First and foremost, for SAFETY!
We all love a roaring fire, whether it’s an open fire or a wood-burning stove, there is nothing that compares with the comfort it gives us.
But fires are also a source danger. Earlier in 2016, Hereford and Worcester Fire and Rescue Service (HWFRS) reported an increase in the number of chimney fires they were attending and have re-issued their chimney safety advice. The Service issues regular reminders as part of their Winter Safety Campaign knowing the devastating impact a chimney fire can have on a home and the family who live there.
The good news is that most chimney fires can be avoided by ensuring the chimneys are swept regularly and that the correct fuels are used – please also read our article “Our best tips for a fabulous fire’.
HWFRS also recommend:
- Always use a fire guard to protect against flying sparks from hot embers
- For open fires, make sure embers are properly put out before you go to bed

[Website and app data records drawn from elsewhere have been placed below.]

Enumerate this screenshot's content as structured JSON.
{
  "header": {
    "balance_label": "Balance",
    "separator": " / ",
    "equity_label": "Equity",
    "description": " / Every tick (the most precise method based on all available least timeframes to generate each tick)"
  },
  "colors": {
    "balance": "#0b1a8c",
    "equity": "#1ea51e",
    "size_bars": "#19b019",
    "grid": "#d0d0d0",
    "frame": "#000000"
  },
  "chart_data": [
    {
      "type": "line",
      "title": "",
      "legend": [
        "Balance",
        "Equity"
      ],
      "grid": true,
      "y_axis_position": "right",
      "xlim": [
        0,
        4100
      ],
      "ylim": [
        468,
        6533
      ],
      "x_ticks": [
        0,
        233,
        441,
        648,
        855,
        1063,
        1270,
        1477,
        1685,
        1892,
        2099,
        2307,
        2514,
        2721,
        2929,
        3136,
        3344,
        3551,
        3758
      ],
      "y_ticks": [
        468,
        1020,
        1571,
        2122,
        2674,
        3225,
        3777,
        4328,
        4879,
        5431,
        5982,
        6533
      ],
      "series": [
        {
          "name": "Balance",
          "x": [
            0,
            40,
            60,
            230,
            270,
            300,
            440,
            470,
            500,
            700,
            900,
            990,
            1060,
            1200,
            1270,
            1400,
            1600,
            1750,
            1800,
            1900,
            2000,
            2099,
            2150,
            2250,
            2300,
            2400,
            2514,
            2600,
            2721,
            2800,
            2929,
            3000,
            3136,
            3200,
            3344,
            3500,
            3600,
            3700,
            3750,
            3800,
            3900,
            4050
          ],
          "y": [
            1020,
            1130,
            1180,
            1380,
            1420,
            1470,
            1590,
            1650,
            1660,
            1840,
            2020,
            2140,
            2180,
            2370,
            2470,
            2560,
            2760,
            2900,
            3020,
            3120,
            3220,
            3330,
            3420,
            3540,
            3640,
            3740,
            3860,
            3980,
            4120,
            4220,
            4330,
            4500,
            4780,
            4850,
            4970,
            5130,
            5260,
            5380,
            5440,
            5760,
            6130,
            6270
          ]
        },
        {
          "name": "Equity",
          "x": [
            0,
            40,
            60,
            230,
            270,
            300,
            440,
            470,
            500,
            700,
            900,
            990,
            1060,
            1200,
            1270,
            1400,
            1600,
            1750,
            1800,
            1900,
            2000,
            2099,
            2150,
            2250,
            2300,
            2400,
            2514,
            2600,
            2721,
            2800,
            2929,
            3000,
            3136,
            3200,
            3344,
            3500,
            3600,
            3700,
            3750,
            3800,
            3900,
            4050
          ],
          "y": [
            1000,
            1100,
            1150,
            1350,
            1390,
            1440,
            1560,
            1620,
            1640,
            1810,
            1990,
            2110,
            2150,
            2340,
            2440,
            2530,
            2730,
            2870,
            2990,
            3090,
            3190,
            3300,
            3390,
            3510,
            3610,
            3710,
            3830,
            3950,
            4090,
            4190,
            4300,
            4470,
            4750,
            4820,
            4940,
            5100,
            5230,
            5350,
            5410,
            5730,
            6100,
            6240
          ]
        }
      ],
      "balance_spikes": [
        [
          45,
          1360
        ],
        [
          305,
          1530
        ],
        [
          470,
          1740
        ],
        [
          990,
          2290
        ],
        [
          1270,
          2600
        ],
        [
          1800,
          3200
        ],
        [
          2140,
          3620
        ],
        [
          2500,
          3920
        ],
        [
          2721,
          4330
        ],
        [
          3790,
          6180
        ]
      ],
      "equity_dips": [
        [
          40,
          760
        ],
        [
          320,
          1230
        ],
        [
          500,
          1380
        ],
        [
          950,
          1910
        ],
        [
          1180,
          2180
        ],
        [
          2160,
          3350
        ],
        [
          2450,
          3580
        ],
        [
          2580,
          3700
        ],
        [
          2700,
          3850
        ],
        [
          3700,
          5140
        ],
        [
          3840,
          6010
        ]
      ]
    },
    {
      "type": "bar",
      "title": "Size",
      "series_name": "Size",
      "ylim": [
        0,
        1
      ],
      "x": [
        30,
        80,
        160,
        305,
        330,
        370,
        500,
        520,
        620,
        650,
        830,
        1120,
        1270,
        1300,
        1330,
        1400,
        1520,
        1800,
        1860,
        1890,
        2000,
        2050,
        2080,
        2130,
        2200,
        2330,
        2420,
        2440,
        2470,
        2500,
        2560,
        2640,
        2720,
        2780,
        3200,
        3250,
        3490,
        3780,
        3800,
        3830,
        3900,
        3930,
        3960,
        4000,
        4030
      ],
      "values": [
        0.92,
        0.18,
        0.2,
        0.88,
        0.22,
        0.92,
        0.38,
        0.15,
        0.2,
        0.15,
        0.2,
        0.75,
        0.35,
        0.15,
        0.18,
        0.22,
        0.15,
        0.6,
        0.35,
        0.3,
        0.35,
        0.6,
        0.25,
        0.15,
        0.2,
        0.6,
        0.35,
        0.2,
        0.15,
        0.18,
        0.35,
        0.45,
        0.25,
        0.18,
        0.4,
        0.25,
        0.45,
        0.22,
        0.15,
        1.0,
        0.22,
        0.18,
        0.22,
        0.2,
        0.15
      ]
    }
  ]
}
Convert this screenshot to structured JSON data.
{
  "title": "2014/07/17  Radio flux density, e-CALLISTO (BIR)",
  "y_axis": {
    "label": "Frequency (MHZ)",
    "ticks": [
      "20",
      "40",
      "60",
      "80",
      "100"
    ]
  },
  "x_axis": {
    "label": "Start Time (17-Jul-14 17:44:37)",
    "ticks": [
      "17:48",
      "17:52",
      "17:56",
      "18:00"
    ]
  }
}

- Keep chimneys and flues clean and well maintained
We would also recommend the installation of a carbon monoxide detector, now a legal requirement for new stove installations. Carbon monoxide is an odourless gas formed as wood is burnt and normally safely extracted through the flue up the chimney to the outside. It can occur in inadequately maintained or badly fitted domestic heating appliances. If your flue or chimney is blocked, the carbon monoxide will be unable to escape your home, allowing a dangerous concentration to quickly build up. The sensing technology in a carbon monoxide detector accurately measures the levels of carbon monoxide and the time of exposure, and is designed to sound an alarm before carbon monoxide levels become threatening. Detectors are readily available and reasonably priced at around £15-£20. It’s a no-brainer really.
A clean chimney is safer!
As the fire burns, creosote is carried by smoke into the chimney or flue. Some of the creosote will coat the walls of the chimney or the sides of the flue and if it becomes too thick, can catch fire. It can also obstruct the flow of gases, neither of which are good news!
How often should the chimney be swept?
Generally this depends on how often you use it. As a guide, if you use the stove or fire on occasional evenings and weekends, and assuming you are burning the right materials, once a year should be adequate, and is best to do before you use it for the first time after the summer.
If you light your fire more frequently, we would advise a sweep before you start to use it again, and again mid-way through the winter months. Your chimney sweep will be able to guide you further after that.